I left Nairobi, Kenya, on Aug. 4, 2011, to travel to the United States for the first time, continue in the Glenmary formation program, and prepare for Glenmary priesthood. I boarded a midnight flight on Kenya Airways that was to make its first stop in London. That flight took nine hours. Next, I was off to JFK Airport in New York, a leg which took eight hours. And finally, I took a flight from New York to Cincinnati, the home of Glenmary's Headquarters. The whole journey from Kenya to Cincinnati totaled about 21 hours.
In order to make this journey, I needed to have the courage and trust to leave behind my parents, friends and the home and environment to which I was accustomed. And I had to be prepared to embrace the unknown and follow my call to Glenmary.
Having arrived safely, I was welcomed by Glenmary Father Vic Subb on Aug. 5, nearly a full day after I left my homeland. And I was reunited with my classmate Godfrey Musabe, with whom I attended the Tangaza (Kenya) School of Theology the previous year. Father Vic took us to various places for Glenmary's orientation program. To start, we paid a visit to missions in Vanceburg and Grayson, Ky., as well as the Glenmary Farm in Vanceburg.
Afterwards we traveled back to Cincinnati, where Father Steve Pawelk gave a presentation about culture. The following day we visited Father Frank Ruff in Elkton, Ky. He shared a talk about ecumenism in Glenmary's mission areas and the importance of having good relationships with people of other faiths.

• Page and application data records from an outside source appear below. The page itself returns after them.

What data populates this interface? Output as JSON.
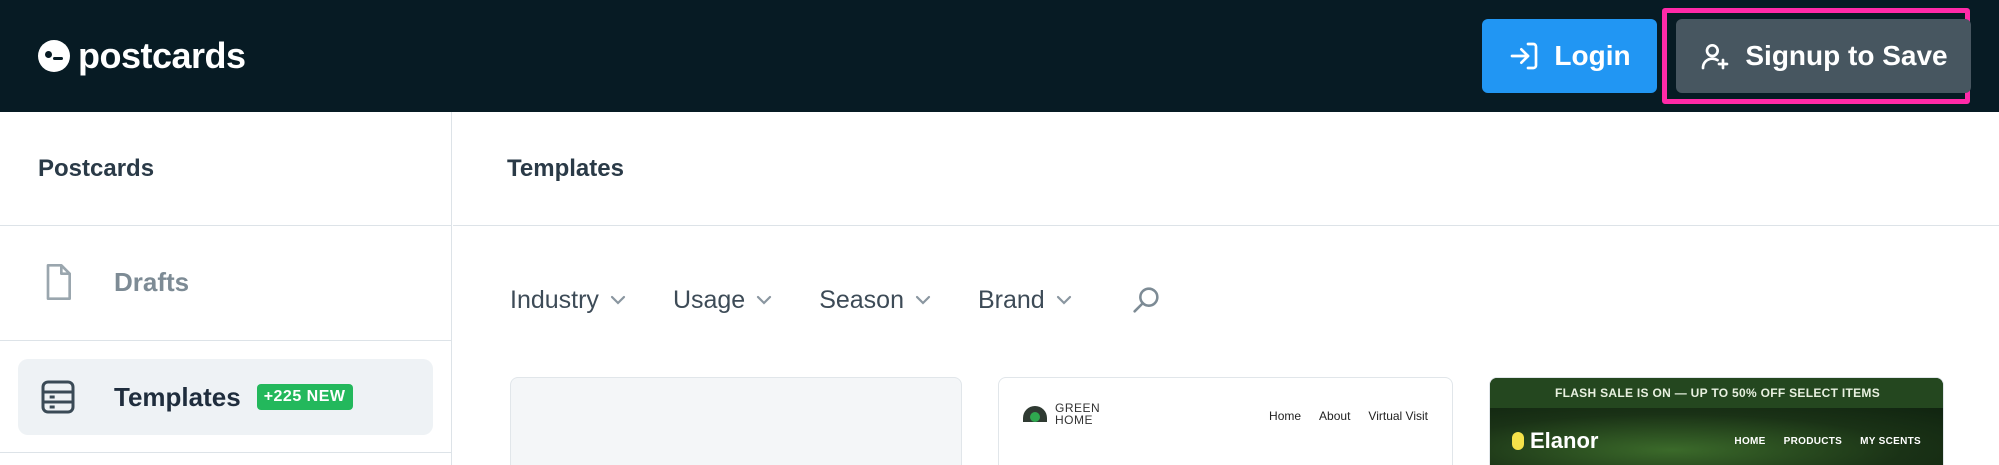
{
  "header": {
    "logo_text": "postcards",
    "login_label": "Login",
    "signup_label": "Signup to Save"
  },
  "sidebar": {
    "title": "Postcards",
    "items": [
      {
        "label": "Drafts",
        "icon": "document-icon"
      },
      {
        "label": "Templates",
        "icon": "templates-icon",
        "badge": "+225 NEW"
      }
    ]
  },
  "main": {
    "title": "Templates",
    "filters": [
      "Industry",
      "Usage",
      "Season",
      "Brand"
    ]
  },
  "cards": {
    "green_home": {
      "logo_line1": "GREEN",
      "logo_line2": "HOME",
      "nav": [
        "Home",
        "About",
        "Virtual Visit"
      ]
    },
    "elanor": {
      "banner": "FLASH SALE IS ON — UP TO 50% OFF SELECT ITEMS",
      "logo": "Elanor",
      "nav": [
        "HOME",
        "PRODUCTS",
        "MY SCENTS"
      ]
    }
  },
  "colors": {
    "topbar": "#071b24",
    "login": "#2196f3",
    "signup": "#475660",
    "highlight": "#ff2aa8",
    "badge": "#23b85c"
  }
}
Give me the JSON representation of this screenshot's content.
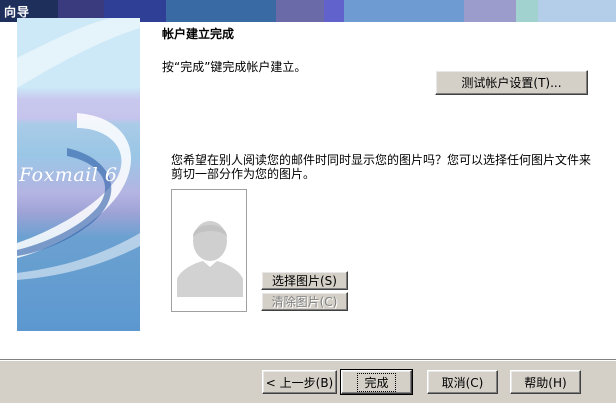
{
  "window": {
    "title": "向导"
  },
  "titlebar_colors": [
    "#2d3f6e",
    "#3a3a7e",
    "#2e3f8c",
    "#3a6aa4",
    "#4d7db3",
    "#6a6aa8",
    "#6464d0",
    "#6a9ad0",
    "#8ab0dc",
    "#a0a0d0",
    "#a0d0d0",
    "#b0c8e8"
  ],
  "banner": {
    "logo_text": "Foxmail 6"
  },
  "main": {
    "heading": "帐户建立完成",
    "instruction": "按“完成”键完成帐户建立。",
    "test_settings_label": "测试帐户设置(T)...",
    "picture_question": "您希望在别人阅读您的邮件时同时显示您的图片吗？您可以选择任何图片文件来剪切一部分作为您的图片。",
    "select_picture_label": "选择图片(S)",
    "clear_picture_label": "清除图片(C)"
  },
  "footer": {
    "back_label": "< 上一步(B)",
    "finish_label": "完成",
    "cancel_label": "取消(C)",
    "help_label": "帮助(H)"
  }
}
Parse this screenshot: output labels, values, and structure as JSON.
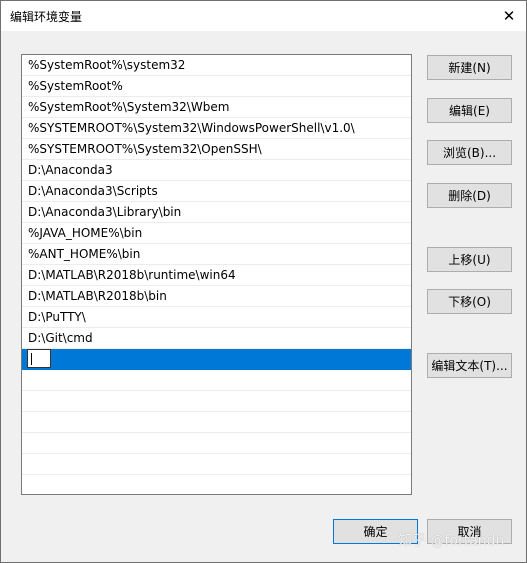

We had a variety of programs at the House of Discernment in Hartford, Ky.: Two of Glenmary's lay coworkers, Liz Dudas and Lorraine Vancamp, talked to us about evangelization. Father Jerry Dorn conducted a day of reflection. And the Glenmary Commission on Justice coordinator, Betsy Dwyer, talked about the important theme of justice.
We also visited Father Dennis Holly at the Scottsville, Ky., and Lafayette, Tenn., missions and attended a Spanish Mass he celebrated that evening in Lafayette.
Finally, we concluded our orientation program by going with Father John Rausch to Floyd and Magoffin counties in Kentucky, where we visited a site that had been defaced by a coal-mining method known as mountaintop removal. I was personally touched by this visit and realized the need to take care of nature and the environment, since the repercussions of neglecting this care can be devastating.
After Glenmary's orientation, we participated in another orientation program at St. Meinrad School of Theology. It was interesting for me to learn that the monastery has been in existence for over 150 years. I also learned that this institution has a rich Benedictine tradition.
Since I had finished my first year of theology in Nairobi, I began second-year theology classes at St. Meinrad this fall. This past semester I have studied about the synoptic Gospels, the history of the Church in America, the Sacred Councils, and insights of the Fathers of the Church. All my current and future courses will help further my preparation for priesthood. And learning more about the culture of the Church in the United States will help me prepare to be a Glenmary missioner.
As first-year students, Godfrey and I live with Fathers Jerry and Vic at the Glenmary House of Studies in St. Meinrad, Ind., rather than on campus. At our house we pray together daily, as well as cook and eat together. In essence we live in a community. On Sundays, we attend Mass at a local parish where we are able to interact with other Catholics and our neighbors.
I have a number of questions, but the answers take time. It's all about having faith in God, trusting in his providence and being reassured by the feeling of having the call to serve.
I have to humbly acknowledge the fact that the Lord calls whomever he wants in his own way. God doesn't necessarily call the perfect, but he perfects the called and shapes and molds them into his own instruments. I always try to be open to the Spirit of God, allowing myself to be moved by that Spirit.